§ Everybody is suffering from the terrible strain of the War. Nerves are jagged and sore. I am not sure that we make sufficient allowance for that and for the nervous reaction. There is no surer sign of ruffled nerves than the general disposition to grumble and grouse about everything and everybody. Everybody is complaining of everybody else. Everybody is complaining of the management, whether of the country or of business, and trade unionists complain of their leaders.
§ The PRIME MINISTER
We will get over all our troubles if we only face them as cheerfully as my hon. Friend.
§ The PRIME MINISTER
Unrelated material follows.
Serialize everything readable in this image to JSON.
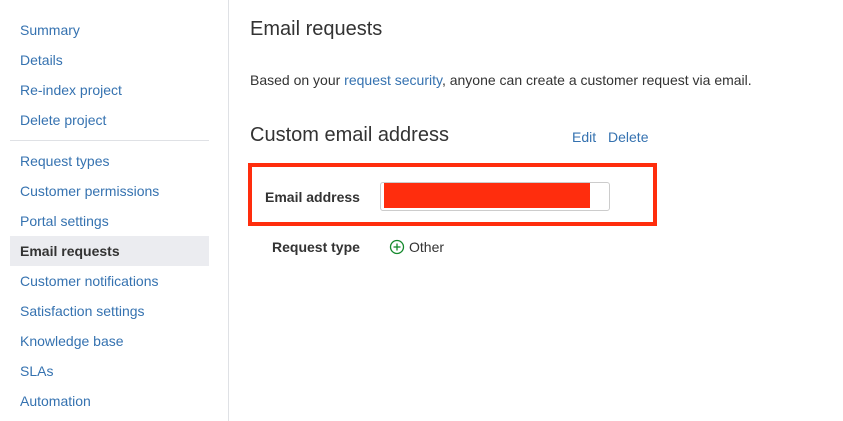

I quite agree. They complain of Governments; they complain of the existing order of things; they complain of Providence. Men do not pull their full weight when the harness frets. Gradually we shall pass away from that state of things if we exercise common sense and forbearance—forbearance not merely on the part of the grumblers, tout also on the part of those who are grumbled at. If they have the good sense and the humour to appreciate the situation, and not to get too upset, but to realise that it is the sort of passing mood which you get on board ship when you have a week's sickness, and when everybody grumbles, it will pass away. But we must exercise forbearance. In time most will have forgotten their fretfulness. Those who remember at all will be a trifle ashamed, and there will be only a few, a wretched remnant, who will be always disappointed that they were unable to take advantage of the discontent either to upset the Government or the existing order and institutions of the country. All that will pass away. It is prevalent 1990 through out the world. It is not merely here; it is in France, it is in Germany; and to a less extent in the United States of America. The world is suffering from shell-shock on a great scale, and the habitude of industry has not been quite recovered. We do not make enough allowance for that. This is one of the most important contributory causes to the slackness manifest in the workshops of the world. When you have led a different life, a good deal of it wasted, it is difficult in two, three, or four years after that quite to get into the frame of mind to make you stand by a machine for eight or nine hours a day.